I just saw this video on the BBC News site:

A man in Spain has spent almost 50 years building a church entirely from scrap, after he was expelled from a monastery after he contracted tuberculosis.

Justo Gallego, 85, says the construction in Mejorada del Campo is an "act of faith" but others warn it's a huge folly - and say that the building, which has never had planning permission, could be pulled down.

It is an incredible undertaking.  This chap has had a bit of help - mainly from art students, by the sound of things - but most of the work is his alone, and he has taken some clever short-cuts.

Who would have thought of building columns by casting concrete in stacked oil drums?  Or of covering a roof by splitting open the drums you carried the materials up in?

(Images are screen-grabs from BBC video)

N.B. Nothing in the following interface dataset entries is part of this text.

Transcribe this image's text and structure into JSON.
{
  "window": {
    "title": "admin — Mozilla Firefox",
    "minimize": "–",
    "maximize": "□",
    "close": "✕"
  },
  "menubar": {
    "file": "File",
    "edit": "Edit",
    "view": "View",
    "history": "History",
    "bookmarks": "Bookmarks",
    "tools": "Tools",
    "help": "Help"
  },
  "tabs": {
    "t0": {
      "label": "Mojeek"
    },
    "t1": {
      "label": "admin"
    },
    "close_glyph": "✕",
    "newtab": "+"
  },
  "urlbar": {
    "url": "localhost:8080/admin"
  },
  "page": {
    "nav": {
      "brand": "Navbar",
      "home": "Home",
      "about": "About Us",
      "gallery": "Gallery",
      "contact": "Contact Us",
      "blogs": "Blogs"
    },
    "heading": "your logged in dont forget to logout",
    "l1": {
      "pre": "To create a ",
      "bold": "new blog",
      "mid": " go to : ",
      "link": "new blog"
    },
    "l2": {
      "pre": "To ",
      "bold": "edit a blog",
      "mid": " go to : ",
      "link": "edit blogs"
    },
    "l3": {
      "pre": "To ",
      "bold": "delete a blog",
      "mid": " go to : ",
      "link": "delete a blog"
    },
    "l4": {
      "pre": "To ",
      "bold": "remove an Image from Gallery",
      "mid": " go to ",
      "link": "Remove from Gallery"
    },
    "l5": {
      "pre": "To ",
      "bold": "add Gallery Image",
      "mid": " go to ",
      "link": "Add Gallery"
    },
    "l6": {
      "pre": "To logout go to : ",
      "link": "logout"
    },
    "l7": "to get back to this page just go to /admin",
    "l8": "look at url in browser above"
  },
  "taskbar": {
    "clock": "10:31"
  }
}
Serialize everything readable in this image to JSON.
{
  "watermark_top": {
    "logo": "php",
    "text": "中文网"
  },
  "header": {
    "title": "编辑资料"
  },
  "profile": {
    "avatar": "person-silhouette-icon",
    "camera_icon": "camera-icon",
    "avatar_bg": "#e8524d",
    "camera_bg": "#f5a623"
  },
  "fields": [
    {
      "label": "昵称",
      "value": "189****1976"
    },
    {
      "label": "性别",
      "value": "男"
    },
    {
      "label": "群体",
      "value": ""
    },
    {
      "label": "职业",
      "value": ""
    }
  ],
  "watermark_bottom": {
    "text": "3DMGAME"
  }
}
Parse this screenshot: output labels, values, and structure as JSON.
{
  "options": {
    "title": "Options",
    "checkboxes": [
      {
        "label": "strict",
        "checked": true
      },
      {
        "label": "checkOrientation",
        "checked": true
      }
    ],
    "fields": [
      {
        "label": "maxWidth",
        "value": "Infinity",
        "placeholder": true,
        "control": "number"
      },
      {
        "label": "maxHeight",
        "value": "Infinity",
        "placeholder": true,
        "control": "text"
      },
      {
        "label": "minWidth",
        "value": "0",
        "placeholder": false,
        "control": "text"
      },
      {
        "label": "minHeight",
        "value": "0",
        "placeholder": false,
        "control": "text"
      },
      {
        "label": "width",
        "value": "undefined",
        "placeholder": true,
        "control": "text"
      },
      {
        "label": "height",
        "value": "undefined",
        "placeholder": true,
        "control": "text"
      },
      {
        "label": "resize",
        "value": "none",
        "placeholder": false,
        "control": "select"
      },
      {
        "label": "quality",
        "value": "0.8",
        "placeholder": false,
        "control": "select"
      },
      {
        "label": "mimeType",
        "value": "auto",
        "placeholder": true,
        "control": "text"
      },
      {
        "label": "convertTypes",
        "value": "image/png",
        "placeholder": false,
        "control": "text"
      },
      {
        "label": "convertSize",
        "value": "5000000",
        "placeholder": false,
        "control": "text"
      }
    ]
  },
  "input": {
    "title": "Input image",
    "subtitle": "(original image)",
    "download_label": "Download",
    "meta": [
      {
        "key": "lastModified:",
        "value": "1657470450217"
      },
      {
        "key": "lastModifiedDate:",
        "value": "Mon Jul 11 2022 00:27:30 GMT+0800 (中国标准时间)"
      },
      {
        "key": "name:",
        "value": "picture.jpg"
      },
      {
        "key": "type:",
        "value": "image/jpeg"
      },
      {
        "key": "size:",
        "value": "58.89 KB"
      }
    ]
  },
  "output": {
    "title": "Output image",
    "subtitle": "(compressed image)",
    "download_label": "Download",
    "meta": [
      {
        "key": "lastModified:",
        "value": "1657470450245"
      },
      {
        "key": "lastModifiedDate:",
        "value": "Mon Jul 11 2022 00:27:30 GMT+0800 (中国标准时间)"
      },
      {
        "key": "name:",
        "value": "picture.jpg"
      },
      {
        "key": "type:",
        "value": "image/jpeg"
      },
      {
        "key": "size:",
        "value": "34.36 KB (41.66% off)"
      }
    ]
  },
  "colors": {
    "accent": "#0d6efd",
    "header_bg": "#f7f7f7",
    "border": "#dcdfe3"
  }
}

A grand undertaking no doubt but unproven structural design is inherent in this. For a public space, I don't think you would be able to guarantee the structural integrity. Concrete is cast in "sonotubes" cardboard forms but the diameter needed is determined by the load and other factors that the architect has to consider. Those plastic buckets degrade in weather and would not be a fireproof roofing material. Built on faith, but none in the eyes of the city inspectors.

I wonder why it took those inspectors fifty years to get around to checking his work...

Separation of Church and State. Politicians and government agencies know better not to delve in gray areas.

I don't think there is such a separation in Spain.

More likely it's a case of official mañana...